If you are anything like me, you will read almost anything you can about the Eagles. Even if that means it comes from Philly.com and the author is Phil Sheridan, bleh. Actually, that last part is a lie. I finally gave Philly.com 100% up. It was a growing period for me. I'm clean and sober from their mind-numbing, albatross of a site for almost 5 months now. Cold Turkey worked for me. But back to being a full blown junkie. I have to have it. Even if it is a complete rehash of all the other spin I'm viewing. Even if it is only hours and hours of reading user comments. I'm like those old men combing the beach every morning searching for lost rings and pocket change. And every morning, naked, I get to comb the tidbits and updates of the vast, roving internet beaches and fill my little pail with all of your collective expression.
And like a lot of you know, sometimes the best areas filled with the ripest insights are a little of the beaten path.

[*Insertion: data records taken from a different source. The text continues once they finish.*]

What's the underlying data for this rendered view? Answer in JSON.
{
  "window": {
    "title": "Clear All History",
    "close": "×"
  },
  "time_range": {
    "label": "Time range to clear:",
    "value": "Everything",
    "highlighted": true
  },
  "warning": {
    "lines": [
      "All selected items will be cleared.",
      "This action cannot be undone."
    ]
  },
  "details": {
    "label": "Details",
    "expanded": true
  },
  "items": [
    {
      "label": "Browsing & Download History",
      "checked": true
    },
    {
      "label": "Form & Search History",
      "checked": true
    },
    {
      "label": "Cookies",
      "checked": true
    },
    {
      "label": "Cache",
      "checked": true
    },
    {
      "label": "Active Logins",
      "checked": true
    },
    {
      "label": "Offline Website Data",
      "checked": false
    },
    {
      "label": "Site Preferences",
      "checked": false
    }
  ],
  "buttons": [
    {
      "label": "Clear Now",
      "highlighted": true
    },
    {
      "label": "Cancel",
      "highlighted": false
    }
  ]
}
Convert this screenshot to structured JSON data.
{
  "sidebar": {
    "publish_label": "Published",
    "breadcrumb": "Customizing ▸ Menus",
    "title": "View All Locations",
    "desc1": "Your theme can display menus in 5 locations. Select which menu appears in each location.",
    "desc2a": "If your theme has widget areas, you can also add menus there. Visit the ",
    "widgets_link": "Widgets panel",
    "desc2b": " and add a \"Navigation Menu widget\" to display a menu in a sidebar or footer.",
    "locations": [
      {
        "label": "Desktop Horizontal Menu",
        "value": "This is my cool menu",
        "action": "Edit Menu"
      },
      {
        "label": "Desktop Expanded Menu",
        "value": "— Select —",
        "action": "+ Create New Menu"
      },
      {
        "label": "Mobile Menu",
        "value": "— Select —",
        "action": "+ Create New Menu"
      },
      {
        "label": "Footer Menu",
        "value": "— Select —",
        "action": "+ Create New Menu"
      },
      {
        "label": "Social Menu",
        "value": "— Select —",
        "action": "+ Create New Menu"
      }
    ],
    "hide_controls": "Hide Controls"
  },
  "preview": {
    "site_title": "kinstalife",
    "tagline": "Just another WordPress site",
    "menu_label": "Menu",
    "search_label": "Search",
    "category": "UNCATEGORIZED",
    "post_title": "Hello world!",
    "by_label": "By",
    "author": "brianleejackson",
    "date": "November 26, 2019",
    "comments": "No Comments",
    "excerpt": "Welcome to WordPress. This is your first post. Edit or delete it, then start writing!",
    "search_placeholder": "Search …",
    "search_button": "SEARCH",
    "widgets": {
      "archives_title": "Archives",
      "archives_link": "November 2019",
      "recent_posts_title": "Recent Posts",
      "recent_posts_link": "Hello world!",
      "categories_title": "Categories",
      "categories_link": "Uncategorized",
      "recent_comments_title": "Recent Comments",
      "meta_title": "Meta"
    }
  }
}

I think most of us know and have come to love Tommy Lawlor. Tommy gives us a ton of info and it's never enough. His most recent update linked to an article by a writer I was unfamiliar with. Derek, over at IgglesBlog, really set my mind reeling tonight with a complete gem of an update. It was a great synthesis of a lot of the momentum that has been building up. Because I think he posts less frequently, there was some opportunity to take a big-picture view, rather than the focused perspective that is required by a much more frequent poster. Derek apparently wrote this on an airplane, leading to it being a very satisfying length with a lot of well-formulated ideas. I only hope that he will be taking more vacations in the near future and have many more opportunities to write while in the air.
With the kind of global-perspective that comes with 30,000 feet, Derek, in short, explains that versatility is an essential component, but where he really separates himself from a lot of us in the blogger-sphere is his punctuating of this point. It's not simply that: versatility let's me do more gadgets and whatchamagizzums. It's just the opposite. The specific trait that versatility provides is that it actually simplifies the process. His point is really driven home when he detailing his #2 important point consider: Don't Sleep on DeSean
DeSean hasn't been discussed all that much. Usually it's something like: It will be really interesting to see how Chip uses DeSean. In other words, we all acknowledge that the potential is there, but no one is really stepping up to the plate on what it means for the rest of the offense. A lot of what is missing is the ever important, "why?"
In Derek's article, he goes in depth about the various different moves and counter-moves that will commence with packages and their complimenting scheme. He provides some nice insight into the defense Kelly wants to see. Kelly is trying to take advantage of a range of tactical advantages. Some big, some small. One word that was classically associated with Andy Reid late in his career at Philadelphia was "deception." The deception-as-a-means-for-tactical-advantage approach is a really nuts and bolts example of a tendency Reid had to over think a situation.
Andy over-thought things at times. It really worked brilliantly on really innumerable occasions. This was a coach who tried and successfully recovered an onside kick in his very first game as head coach. That's really who the man was in a nutshell. Andy was convinced that he could catch you when you weren't looking. But over the years, like a child hearing a family joke one too many times, the premise became too well saturated to create success by means of surprise. Andy saw it a little bit differently. "I have to do a better job at that." Perhaps some of the initial trepidation, and there was plenty, about the Chip Kelly hiring was due to the "genius" label that he arrived with. I think a lot of the bellyache came from a fear that the scheme would again have primacy over the team. This is sort of the classic "asdfkd, Steve Spurrior" Negadelphian comment. In the case of Kelly, it's fairly evident that scheme is secondary to the team.
Kelly wants the defense to give him the inside dive and the power tackle. When the defense puts six in the box, the offense is working perfectly. If the defense over-compensates to defend the high-percentage running lanes, versatility becomes the double edged sword that will burn them at their own discretion. Or as Kelly put it: Pick your poison.
The genius is not in the trickery, but it's the offense's ability to force you to let it operate at high efficiency whether you like it or not. It is the exact opposite of deception. In fact, it's no surprise that Chip Kelly is a bachelor. That is the mindset of the bachelor!!!
"Look. I'll be upfront with you. I'm not looking to be tied down. If that's agreeable, we can get to work right away. If you're going to try and roadblock that approach, I'll go a different route."
Look. I'll be upfront with you, Coughlin. We're going to run the ball all day and set a few records on offense. If you'd prefer to load the box instead, I have DeSean Jackson on the bubble screen, James Casey and Zach Ertz in the end zone.
True to word, it IS about equal opportunity. "We're an equal opportunity offense." And I'm just a naked man from Colorado combing the vast internet beaches. Maybe I should take a dip?